Last June, I decided to build a home server with the primary goal of using it as a PHP/MySQL development platform. I wanted an offline (not on the public internet) location I could host projects while they were built. I was previously using a localhost Apache installation on my desktop, which worked fine, but it meant I was tied to my desktop anytime I wanted to work on a site.
I just finished up filing my 2009 taxes, and I just have to say I think it's a crock that it cost me extra money to file my taxes... If you've never e-filed before, the federal government mandates that companies offer a free option for e-filing taxes. You go through the process, putting all of your sensitive financial information into this company's online database. At some point in the process, you will casually be asked if you want to transfer all of your federal information to the state form to make things easier.
Ben Rosser came into Left-Click looking for a site to showcase his photography. Working from a mockup he had created for his front page, I created this clean and beautifully minimal site for him. Ben also wanted to see the process of site building, so he sat in with me as I put the site together. Between his attention to detail and my own abilities as a developer, we finished this site quickly and within budget. Some features of the site:
Using the Google Maps API can be a pain in the ass. It's great that there's such a powerful, free service out there, but it's a pretty complex API, mostly because of the advanced features it supports. Working with maps this afternoon, I ran into an issue with ugly white boxes appearing in odd spots in my map like so:

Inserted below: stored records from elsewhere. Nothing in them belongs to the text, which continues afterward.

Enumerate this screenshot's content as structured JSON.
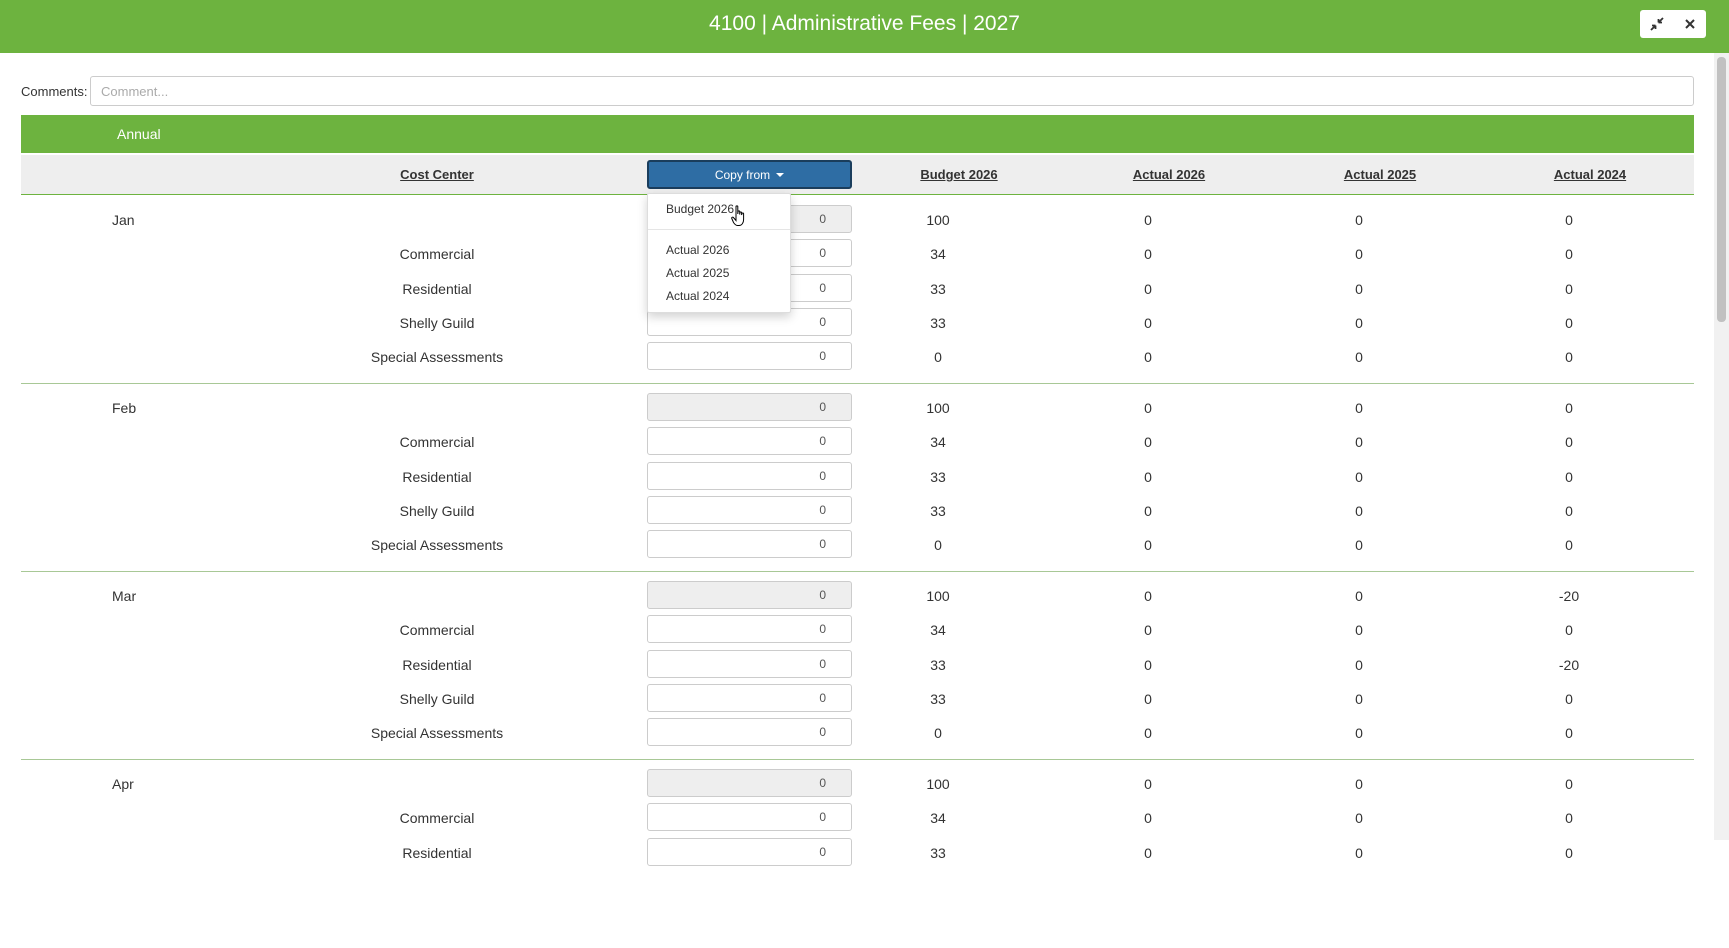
{
  "header": {
    "title": "4100 | Administrative Fees | 2027",
    "bg_color": "#6db33f",
    "minimize_icon": "compress-icon",
    "close_icon": "close-icon"
  },
  "comments": {
    "label": "Comments:",
    "placeholder": "Comment...",
    "value": ""
  },
  "section": {
    "label": "Annual"
  },
  "columns": {
    "cost_center": "Cost Center",
    "copy_from": "Copy from",
    "budget_2026": "Budget 2026",
    "actual_2026": "Actual 2026",
    "actual_2025": "Actual 2025",
    "actual_2024": "Actual 2024"
  },
  "copy_dropdown": {
    "items": [
      "Budget 2026",
      "Actual 2026",
      "Actual 2025",
      "Actual 2024"
    ]
  },
  "months": [
    {
      "month": "Jan",
      "rows": [
        {
          "cc": "",
          "input": "0",
          "b2026": "100",
          "a2026": "0",
          "a2025": "0",
          "a2024": "0"
        },
        {
          "cc": "Commercial",
          "input": "0",
          "b2026": "34",
          "a2026": "0",
          "a2025": "0",
          "a2024": "0"
        },
        {
          "cc": "Residential",
          "input": "0",
          "b2026": "33",
          "a2026": "0",
          "a2025": "0",
          "a2024": "0"
        },
        {
          "cc": "Shelly Guild",
          "input": "0",
          "b2026": "33",
          "a2026": "0",
          "a2025": "0",
          "a2024": "0"
        },
        {
          "cc": "Special Assessments",
          "input": "0",
          "b2026": "0",
          "a2026": "0",
          "a2025": "0",
          "a2024": "0"
        }
      ]
    },
    {
      "month": "Feb",
      "rows": [
        {
          "cc": "",
          "input": "0",
          "b2026": "100",
          "a2026": "0",
          "a2025": "0",
          "a2024": "0"
        },
        {
          "cc": "Commercial",
          "input": "0",
          "b2026": "34",
          "a2026": "0",
          "a2025": "0",
          "a2024": "0"
        },
        {
          "cc": "Residential",
          "input": "0",
          "b2026": "33",
          "a2026": "0",
          "a2025": "0",
          "a2024": "0"
        },
        {
          "cc": "Shelly Guild",
          "input": "0",
          "b2026": "33",
          "a2026": "0",
          "a2025": "0",
          "a2024": "0"
        },
        {
          "cc": "Special Assessments",
          "input": "0",
          "b2026": "0",
          "a2026": "0",
          "a2025": "0",
          "a2024": "0"
        }
      ]
    },
    {
      "month": "Mar",
      "rows": [
        {
          "cc": "",
          "input": "0",
          "b2026": "100",
          "a2026": "0",
          "a2025": "0",
          "a2024": "-20"
        },
        {
          "cc": "Commercial",
          "input": "0",
          "b2026": "34",
          "a2026": "0",
          "a2025": "0",
          "a2024": "0"
        },
        {
          "cc": "Residential",
          "input": "0",
          "b2026": "33",
          "a2026": "0",
          "a2025": "0",
          "a2024": "-20"
        },
        {
          "cc": "Shelly Guild",
          "input": "0",
          "b2026": "33",
          "a2026": "0",
          "a2025": "0",
          "a2024": "0"
        },
        {
          "cc": "Special Assessments",
          "input": "0",
          "b2026": "0",
          "a2026": "0",
          "a2025": "0",
          "a2024": "0"
        }
      ]
    },
    {
      "month": "Apr",
      "rows": [
        {
          "cc": "",
          "input": "0",
          "b2026": "100",
          "a2026": "0",
          "a2025": "0",
          "a2024": "0"
        },
        {
          "cc": "Commercial",
          "input": "0",
          "b2026": "34",
          "a2026": "0",
          "a2025": "0",
          "a2024": "0"
        },
        {
          "cc": "Residential",
          "input": "0",
          "b2026": "33",
          "a2026": "0",
          "a2025": "0",
          "a2024": "0"
        }
      ]
    }
  ]
}
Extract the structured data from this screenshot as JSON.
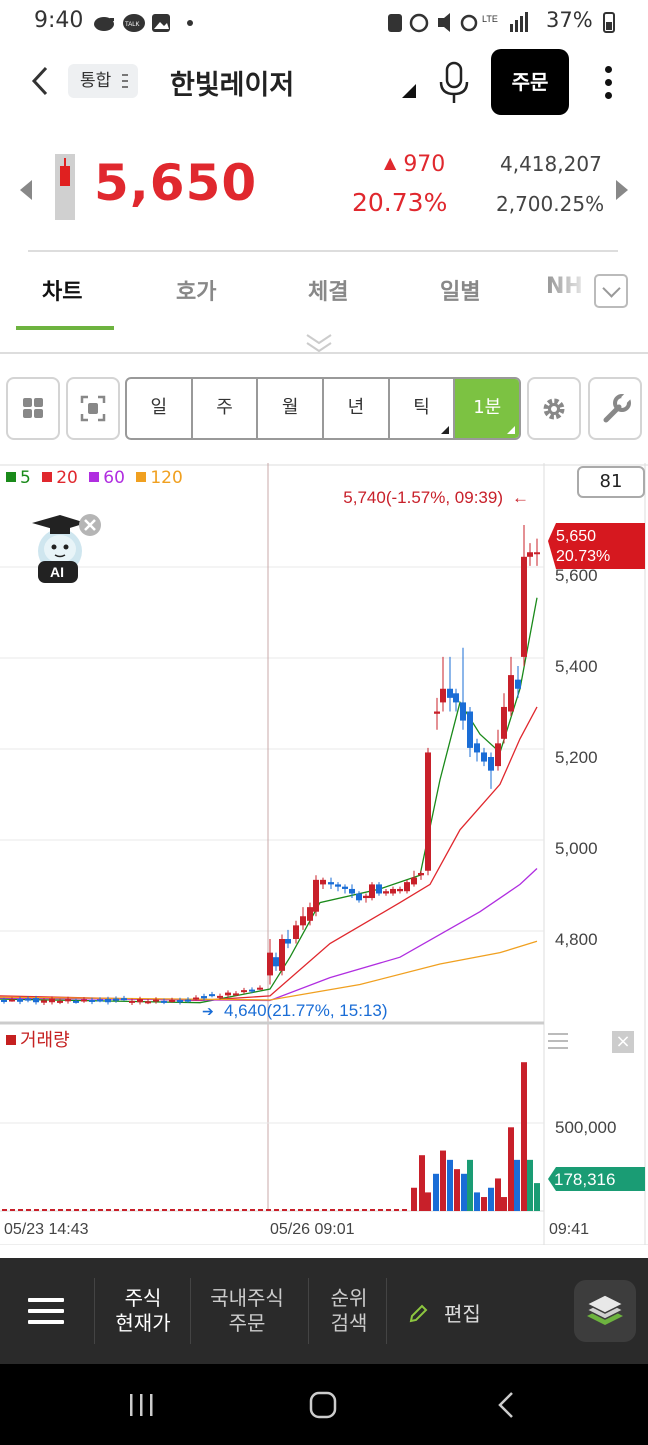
{
  "status_bar": {
    "time": "9:40",
    "left_icons": [
      "piggy-bank-icon",
      "kakaotalk-icon",
      "image-icon",
      "dot-icon"
    ],
    "talk_label": "TALK",
    "lte_label": "LTE",
    "battery": "37%"
  },
  "header": {
    "tag": "통합",
    "stock_name": "한빛레이저",
    "order_label": "주문"
  },
  "quote": {
    "price": "5,650",
    "change": "970",
    "change_pct": "20.73%",
    "volume": "4,418,207",
    "volume_pct": "2,700.25%"
  },
  "tabs": [
    {
      "label": "차트",
      "active": true
    },
    {
      "label": "호가"
    },
    {
      "label": "체결"
    },
    {
      "label": "일별"
    },
    {
      "label": "NH"
    }
  ],
  "toolbar": {
    "periods": [
      "일",
      "주",
      "월",
      "년",
      "틱",
      "1분"
    ],
    "selected": "1분"
  },
  "chart": {
    "legend": [
      {
        "label": "5",
        "color": "#1a8a1a"
      },
      {
        "label": "20",
        "color": "#e0282e"
      },
      {
        "label": "60",
        "color": "#b02ee0"
      },
      {
        "label": "120",
        "color": "#f0a020"
      }
    ],
    "ai_label": "AI",
    "count_box": "81",
    "high_marker": "5,740(-1.57%, 09:39)",
    "low_marker": "4,640(21.77%, 15:13)",
    "current_price": "5,650",
    "current_pct": "20.73%",
    "y_ticks": [
      "5,600",
      "5,400",
      "5,200",
      "5,000",
      "4,800"
    ],
    "volume_title": "거래량",
    "volume_tick": "500,000",
    "current_volume": "178,316",
    "x_labels": [
      "05/23 14:43",
      "05/26 09:01",
      "09:41"
    ]
  },
  "chart_data": {
    "type": "candlestick",
    "x": [
      "05/23 14:43",
      "05/26 09:01",
      "09:41"
    ],
    "y_range": [
      4640,
      5740
    ],
    "last_price": 5650,
    "high": 5740,
    "low": 4640,
    "series": [
      {
        "name": "5",
        "color": "#1a8a1a"
      },
      {
        "name": "20",
        "color": "#e0282e"
      },
      {
        "name": "60",
        "color": "#b02ee0"
      },
      {
        "name": "120",
        "color": "#f0a020"
      }
    ]
  },
  "bottom_nav": {
    "items": [
      {
        "line1": "주식",
        "line2": "현재가",
        "active": true
      },
      {
        "line1": "국내주식",
        "line2": "주문"
      },
      {
        "line1": "순위",
        "line2": "검색"
      }
    ],
    "edit_label": "편집"
  }
}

TheGrindLive was a team project I led last semester. Our task was to develop a site for Champlain College's open-mic coffeehouse, The Grind. We were given a list of things the owner wanted the website to do. On the top of the list was the requirement to include several different types of media, including the live stream that happens every week at UStream.